The European Commission announced on Wednesday that it was recommending that the European Council veto Britain’s accession to the Lugano Convention. The Convention allows for parties’ choice of courts and those courts’ judgments to be enforced in Treaty signatories’ own courts, with the EFTA members Iceland, Norway and Switzerland the other parties (all of whom have approved the UK’s request). The Council, however, has yet to vote on the issue, on which EU countries are divided.
While media coverage of the issue sometimes suggests that this will result in British courts being unable to enforce their judgments in the EU, the reality is less extreme. The 2005 Hague Convention, to which the UK and the EU nations are signatories, provides that exclusive choice of court agreements (and those courts’ judgments) stipulated in commercial contracts are to be respected by other nations’ courts. Even without this agreement national courts have varying enforcement provisions which can be invoked.
The significant commercial effects of exclusion can thus be easily managed. After all, the courts of England and Wales are chosen as hosts for litigation far beyond the EU for their reliability, fairness and commercially-friendly outlook. The Commission’s recommendation may hurt smaller parties like those suing in consumer rights disputes but it will not have a substantial impact on the broader economy.
Why, then, has Brussels recommended such a move? The Commission’s official reasoning is that the Convention is meant to apply to countries integrated into the EU’s single market – a rationale which the other signatories obviously reject. Moreover, this logic ignores the position of Northern Ireland: which under the Protocol is in the single market, but is governed by UK courts.

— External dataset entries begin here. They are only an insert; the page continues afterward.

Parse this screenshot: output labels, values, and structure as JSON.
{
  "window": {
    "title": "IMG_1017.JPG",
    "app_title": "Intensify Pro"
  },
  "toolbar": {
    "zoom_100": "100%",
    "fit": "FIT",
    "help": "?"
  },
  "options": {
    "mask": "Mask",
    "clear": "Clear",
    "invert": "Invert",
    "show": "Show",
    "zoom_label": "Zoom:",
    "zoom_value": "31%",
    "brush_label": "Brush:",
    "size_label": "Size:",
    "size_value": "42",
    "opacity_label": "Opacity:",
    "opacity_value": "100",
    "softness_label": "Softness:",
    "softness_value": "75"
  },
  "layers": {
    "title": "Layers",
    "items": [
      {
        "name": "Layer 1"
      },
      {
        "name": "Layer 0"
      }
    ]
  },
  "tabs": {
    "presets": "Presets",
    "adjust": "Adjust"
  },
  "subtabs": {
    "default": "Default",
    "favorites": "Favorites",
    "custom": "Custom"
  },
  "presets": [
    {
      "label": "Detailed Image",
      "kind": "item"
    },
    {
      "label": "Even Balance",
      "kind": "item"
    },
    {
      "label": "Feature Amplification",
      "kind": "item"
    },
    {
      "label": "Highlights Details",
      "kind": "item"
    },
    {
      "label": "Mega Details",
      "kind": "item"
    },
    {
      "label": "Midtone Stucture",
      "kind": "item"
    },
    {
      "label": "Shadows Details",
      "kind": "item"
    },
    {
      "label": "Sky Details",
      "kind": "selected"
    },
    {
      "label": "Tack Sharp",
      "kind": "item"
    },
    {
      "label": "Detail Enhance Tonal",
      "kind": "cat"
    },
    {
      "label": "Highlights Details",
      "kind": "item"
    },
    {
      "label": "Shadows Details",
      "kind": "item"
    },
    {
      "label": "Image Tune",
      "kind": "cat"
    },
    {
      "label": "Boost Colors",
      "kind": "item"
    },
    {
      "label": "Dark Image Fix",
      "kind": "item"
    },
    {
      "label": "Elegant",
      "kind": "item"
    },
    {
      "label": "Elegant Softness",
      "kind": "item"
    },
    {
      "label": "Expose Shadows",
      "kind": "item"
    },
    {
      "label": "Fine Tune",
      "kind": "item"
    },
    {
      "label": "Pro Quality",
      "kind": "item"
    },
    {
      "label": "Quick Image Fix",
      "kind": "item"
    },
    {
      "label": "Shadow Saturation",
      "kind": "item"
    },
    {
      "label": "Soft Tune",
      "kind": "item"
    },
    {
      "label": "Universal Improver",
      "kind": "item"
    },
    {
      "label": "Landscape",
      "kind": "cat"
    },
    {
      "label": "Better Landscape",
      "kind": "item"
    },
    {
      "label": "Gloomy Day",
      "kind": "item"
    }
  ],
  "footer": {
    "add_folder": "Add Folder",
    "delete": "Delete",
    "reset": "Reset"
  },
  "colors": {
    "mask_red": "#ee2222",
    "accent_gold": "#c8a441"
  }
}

What is the real rationale for this seemingly petty decision? Partly, it may simply be to send a hostile message in broader post-Brexit negotiations. But a telling hint comes in the penultimate paragraph of the Commission’s recommendation, which warns contractual parties to ‘take [this] into account when making a choice of international jurisdiction.’
The hope amongst Commission bureaucrats may be to reduce the international influence and commercial significance of UK courts. If so it is certainly a hope shared by France, which is keenest to block Britain from Lugano and whose commercial tribunal has recently created an anglophone section to try and pursue international business. If this is the case, however, they are likely to be disappointed for the reasons outlined above – but it should be a warning to UK lawyers, legislators and judges that the Common Law’s pre-eminence cannot be taken for granted.